Wherever a line in the data below holds "picture", copy that line.
▶
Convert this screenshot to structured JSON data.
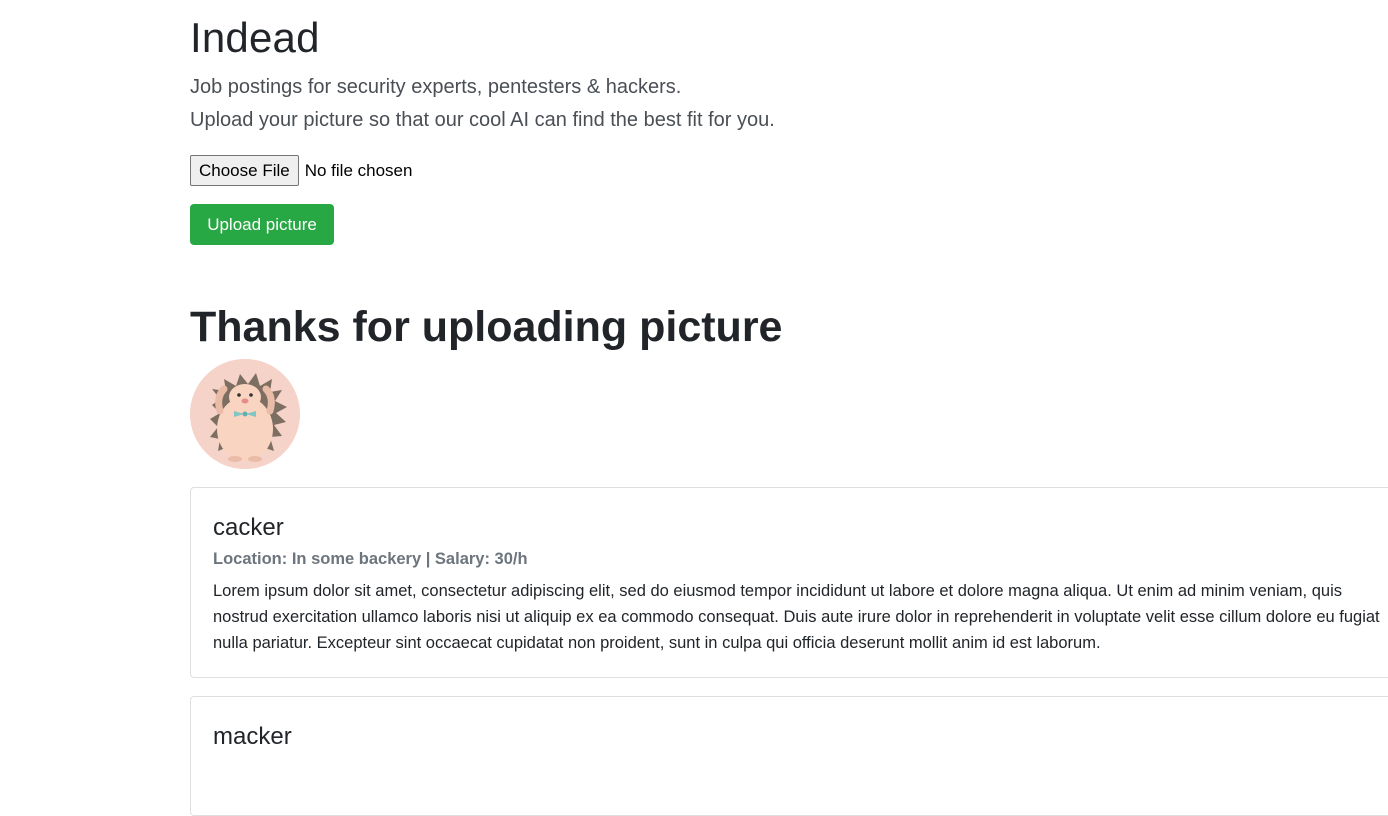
{
  "header": {
    "title": "Indead",
    "lead_line_1": "Job postings for security experts, pentesters & hackers.",
    "lead_line_2": "Upload your picture so that our cool AI can find the best fit for you."
  },
  "upload_form": {
    "choose_file_label": "Choose File",
    "file_status": "No file chosen",
    "submit_label": "Upload picture",
    "submit_color": "#28a745"
  },
  "result": {
    "heading": "Thanks for uploading picture",
    "avatar_icon": "hedgehog-avatar"
  },
  "jobs": [
    {
      "title": "cacker",
      "subtitle": "Location: In some backery | Salary: 30/h",
      "description": "Lorem ipsum dolor sit amet, consectetur adipiscing elit, sed do eiusmod tempor incididunt ut labore et dolore magna aliqua. Ut enim ad minim veniam, quis nostrud exercitation ullamco laboris nisi ut aliquip ex ea commodo consequat. Duis aute irure dolor in reprehenderit in voluptate velit esse cillum dolore eu fugiat nulla pariatur. Excepteur sint occaecat cupidatat non proident, sunt in culpa qui officia deserunt mollit anim id est laborum."
    },
    {
      "title": "macker"
    }
  ]
}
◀
## Solved problem
    "lead_line_2": "Upload your picture so that our cool AI can find the best fit for you."
    "submit_label": "Upload picture",
    "heading": "Thanks for uploading picture",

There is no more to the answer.